By any stretch, a season in an individual sport can be a long slog, more so for those in one that requires a year-long commitment to tournaments varying from majors with huge prize money down to the standard week-to-week grind.

In that respect, at least, the life of a darts player - much like those of golfers and tennis players - can leave you depending on the lesser events to make your mark, climb the rankings and earn the money to make the sport your livelihood.

Not for Cross, who has revelled in the chance to make his passion his career. "I spend a lot of time away from my family but they are so supportive and have been brilliant," he told Sky Sports. "It's the confidence you get from them, cheering you up when you feel a bit low.

"Winning helps. I can treat the kids and hopefully provide a better life for them. That is the ambition."

Winning is what Cross has been doing regularly, first making his mark in Players Championship events across the year, where he claimed floor titles and now going deeper in the majors before taking the ultimate prize on Monday night.

The hard yards begin at those weekend floor tournaments - one-day events held away from the TV cameras and big crowds - but "Voltage" revelled in the Ally Pally atmosphere, and it is easy to forget it was his debut in the event.

He survived match darts against Michael Smith and Van Gerwen, while his matches against Smith, Dimitri van Bergh and Van Gerwen were the three best encounters at the 2018 World Championship.

He finished with a tournament average in excess of 100, hit more 180s and more 100+ scores than anyone else and crowned it with the best display of his career.

Entering the tournament at number 20 in the Order of Merit, he was always a dangerous floater and so it proved.

Going forward, he is a now a top-three player who we are increasingly likely to see at the business end of majors, such is his relentless desire to win and to improve, and now he will have the benefit of avoiding MvG until the latter stages of a tournament - although the boot may now be on the other foot.

Cross has even been compared to a young Taylor, who was 29 when he won the world title on his debut in 1990 - so it was apt that he shared the oche on Monday with "The Power", the 16-time champion who was chasing his own fairytale finish in contrast to his rival's storybook start.

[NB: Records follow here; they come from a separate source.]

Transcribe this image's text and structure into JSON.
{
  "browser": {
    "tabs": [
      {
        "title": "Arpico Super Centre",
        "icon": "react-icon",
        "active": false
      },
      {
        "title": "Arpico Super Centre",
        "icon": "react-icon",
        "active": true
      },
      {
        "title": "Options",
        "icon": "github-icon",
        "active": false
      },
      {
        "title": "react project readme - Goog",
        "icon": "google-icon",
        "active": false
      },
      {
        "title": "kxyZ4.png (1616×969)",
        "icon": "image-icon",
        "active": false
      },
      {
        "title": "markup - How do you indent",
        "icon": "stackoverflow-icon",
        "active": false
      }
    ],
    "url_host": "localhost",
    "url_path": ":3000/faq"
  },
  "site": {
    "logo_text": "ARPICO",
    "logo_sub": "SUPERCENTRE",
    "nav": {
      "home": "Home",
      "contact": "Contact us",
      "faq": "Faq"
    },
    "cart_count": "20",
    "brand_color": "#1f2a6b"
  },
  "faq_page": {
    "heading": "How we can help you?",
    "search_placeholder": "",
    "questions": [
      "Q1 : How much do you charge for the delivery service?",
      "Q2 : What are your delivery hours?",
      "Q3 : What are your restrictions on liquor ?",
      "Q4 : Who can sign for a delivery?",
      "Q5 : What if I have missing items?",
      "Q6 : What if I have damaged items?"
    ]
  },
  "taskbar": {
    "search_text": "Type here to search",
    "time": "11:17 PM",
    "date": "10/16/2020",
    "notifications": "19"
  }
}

If you are making rivals out of Van Gerwen and Taylor, both of whom had namechecked Cross, then you must be doing something right and "Voltage" is doing something very right indeed.

Something that yielded the ultimate end to a spectacular year; victory over the sport's most iconic and successful exponent in its New Year's Day showpiece - and it's only just the start.